**** Input ****

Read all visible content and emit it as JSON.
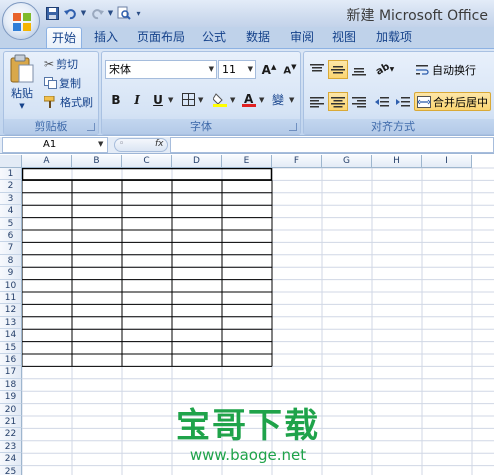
{
  "window": {
    "title": "新建 Microsoft Office"
  },
  "quick_access": {
    "icons": [
      "save-icon",
      "undo-icon",
      "redo-icon",
      "print-preview-icon",
      "customize-icon"
    ]
  },
  "tabs": [
    "开始",
    "插入",
    "页面布局",
    "公式",
    "数据",
    "审阅",
    "视图",
    "加载项"
  ],
  "active_tab": "开始",
  "ribbon": {
    "clipboard": {
      "label": "剪贴板",
      "paste": "粘贴",
      "cut": "剪切",
      "copy": "复制",
      "format_painter": "格式刷"
    },
    "font": {
      "label": "字体",
      "font_name": "宋体",
      "font_size": "11",
      "bold": "B",
      "italic": "I",
      "underline": "U",
      "phonetic": "變"
    },
    "alignment": {
      "label": "对齐方式",
      "wrap_text": "自动换行",
      "merge_center": "合并后居中"
    }
  },
  "formula_bar": {
    "name_box": "A1",
    "fx": "fx",
    "formula": ""
  },
  "columns": [
    "A",
    "B",
    "C",
    "D",
    "E",
    "F",
    "G",
    "H",
    "I"
  ],
  "rows": [
    "1",
    "2",
    "3",
    "4",
    "5",
    "6",
    "7",
    "8",
    "9",
    "10",
    "11",
    "12",
    "13",
    "14",
    "15",
    "16",
    "17",
    "18",
    "19",
    "20",
    "21",
    "22",
    "23",
    "24",
    "25"
  ],
  "watermark": {
    "title": "宝哥下载",
    "url": "www.baoge.net"
  },
  "colors": {
    "accent": "#15428b",
    "ribbon_bg": "#dbe6f5",
    "watermark": "#1fa34a",
    "selected_button": "#fbd572"
  }
}
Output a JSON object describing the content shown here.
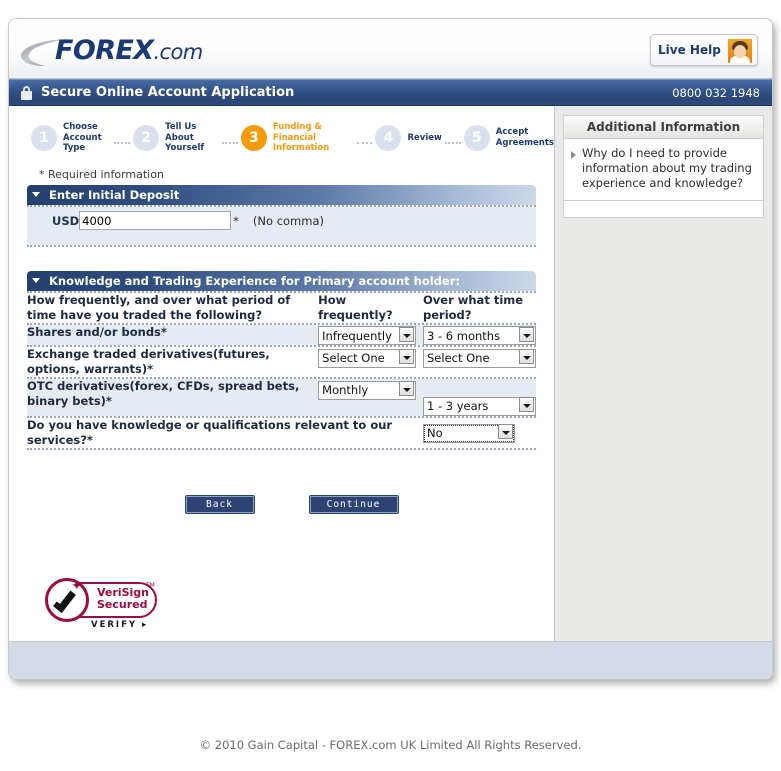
{
  "brand": {
    "name": "FOREX",
    "suffix": ".com",
    "swoosh_icon": "swoosh-icon"
  },
  "live_help": {
    "label": "Live Help",
    "avatar_icon": "agent-avatar-icon"
  },
  "secure_bar": {
    "lock_icon": "lock-icon",
    "title": "Secure Online Account Application",
    "phone": "0800 032 1948"
  },
  "steps": [
    {
      "number": "1",
      "label": "Choose\nAccount Type",
      "active": false
    },
    {
      "number": "2",
      "label": "Tell Us\nAbout Yourself",
      "active": false
    },
    {
      "number": "3",
      "label": "Funding &\nFinancial Information",
      "active": true
    },
    {
      "number": "4",
      "label": "Review",
      "active": false
    },
    {
      "number": "5",
      "label": "Accept\nAgreements",
      "active": false
    }
  ],
  "form": {
    "required_note": "* Required information",
    "deposit_section": {
      "title": "Enter Initial Deposit",
      "collapse_icon": "chevron-down-icon",
      "currency_label": "USD",
      "amount_value": "4000",
      "amount_placeholder": "",
      "required_star": "*",
      "hint": "(No comma)"
    },
    "knowledge_section": {
      "title": "Knowledge and Trading Experience for Primary account holder:",
      "collapse_icon": "chevron-down-icon",
      "column_headers": [
        "How frequently, and over what period of time have you traded the following?",
        "How frequently?",
        "Over what time period?"
      ],
      "rows": [
        {
          "question": "Shares and/or bonds*",
          "frequency_value": "Infrequently",
          "period_value": "3 - 6 months"
        },
        {
          "question": "Exchange traded derivatives(futures, options, warrants)*",
          "frequency_value": "Select One",
          "period_value": "Select One"
        },
        {
          "question": "OTC derivatives(forex, CFDs, spread bets, binary bets)*",
          "frequency_value": "Monthly",
          "period_value": "1 - 3 years"
        }
      ],
      "qualification_question": "Do you have knowledge or qualifications relevant to our services?*",
      "qualification_value": "No"
    },
    "buttons": {
      "back": "Back",
      "continue": "Continue"
    }
  },
  "verisign": {
    "line1": "VeriSign",
    "line2": "Secured",
    "tm": "TM",
    "verify": "VERIFY",
    "check_icon": "checkmark-icon"
  },
  "sidebar": {
    "title": "Additional Information",
    "items": [
      {
        "bullet_icon": "triangle-right-icon",
        "label": "Why do I need to provide information about my trading experience and knowledge?"
      }
    ]
  },
  "footer": {
    "copyright": "© 2010 Gain Capital - FOREX.com UK Limited All Rights Reserved."
  }
}
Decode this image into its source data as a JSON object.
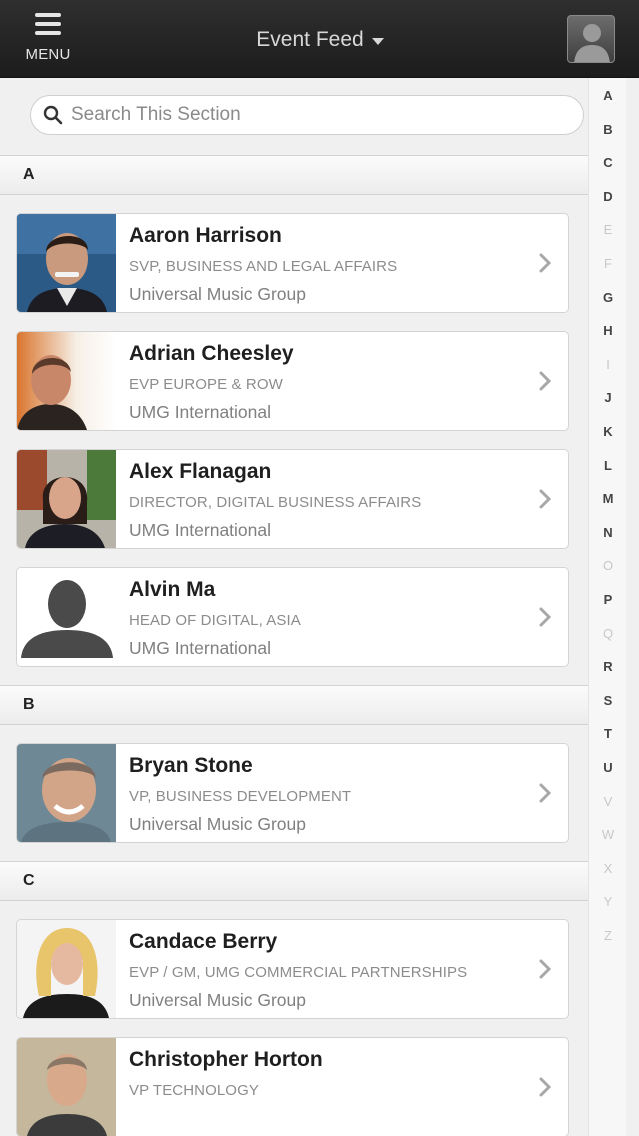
{
  "header": {
    "menu_label": "MENU",
    "title": "Event Feed"
  },
  "search": {
    "placeholder": "Search This Section"
  },
  "sections": [
    {
      "letter": "A",
      "people": [
        {
          "name": "Aaron Harrison",
          "role": "SVP, BUSINESS AND LEGAL AFFAIRS",
          "org": "Universal Music Group",
          "photo": "photo-aaron"
        },
        {
          "name": "Adrian Cheesley",
          "role": "EVP EUROPE & ROW",
          "org": "UMG International",
          "photo": "photo-adrian"
        },
        {
          "name": "Alex Flanagan",
          "role": "DIRECTOR, DIGITAL BUSINESS AFFAIRS",
          "org": "UMG International",
          "photo": "photo-alex"
        },
        {
          "name": "Alvin Ma",
          "role": "HEAD OF DIGITAL, ASIA",
          "org": "UMG International",
          "photo": "placeholder-person-icon"
        }
      ]
    },
    {
      "letter": "B",
      "people": [
        {
          "name": "Bryan Stone",
          "role": "VP, BUSINESS DEVELOPMENT",
          "org": "Universal Music Group",
          "photo": "photo-bryan"
        }
      ]
    },
    {
      "letter": "C",
      "people": [
        {
          "name": "Candace Berry",
          "role": "EVP / GM, UMG COMMERCIAL PARTNERSHIPS",
          "org": "Universal Music Group",
          "photo": "photo-candace"
        },
        {
          "name": "Christopher Horton",
          "role": "VP TECHNOLOGY",
          "org": "",
          "photo": "photo-christopher"
        }
      ]
    }
  ],
  "alphabet_index": [
    {
      "letter": "A",
      "active": true
    },
    {
      "letter": "B",
      "active": true
    },
    {
      "letter": "C",
      "active": true
    },
    {
      "letter": "D",
      "active": true
    },
    {
      "letter": "E",
      "active": false
    },
    {
      "letter": "F",
      "active": false
    },
    {
      "letter": "G",
      "active": true
    },
    {
      "letter": "H",
      "active": true
    },
    {
      "letter": "I",
      "active": false
    },
    {
      "letter": "J",
      "active": true
    },
    {
      "letter": "K",
      "active": true
    },
    {
      "letter": "L",
      "active": true
    },
    {
      "letter": "M",
      "active": true
    },
    {
      "letter": "N",
      "active": true
    },
    {
      "letter": "O",
      "active": false
    },
    {
      "letter": "P",
      "active": true
    },
    {
      "letter": "Q",
      "active": false
    },
    {
      "letter": "R",
      "active": true
    },
    {
      "letter": "S",
      "active": true
    },
    {
      "letter": "T",
      "active": true
    },
    {
      "letter": "U",
      "active": true
    },
    {
      "letter": "V",
      "active": false
    },
    {
      "letter": "W",
      "active": false
    },
    {
      "letter": "X",
      "active": false
    },
    {
      "letter": "Y",
      "active": false
    },
    {
      "letter": "Z",
      "active": false
    }
  ],
  "colors": {
    "header_bg": "#262626",
    "page_bg": "#f0f0f0",
    "card_bg": "#ffffff"
  }
}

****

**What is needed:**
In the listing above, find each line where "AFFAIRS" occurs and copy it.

**Your response:**
          "role": "SVP, BUSINESS AND LEGAL AFFAIRS",
          "role": "DIRECTOR, DIGITAL BUSINESS AFFAIRS",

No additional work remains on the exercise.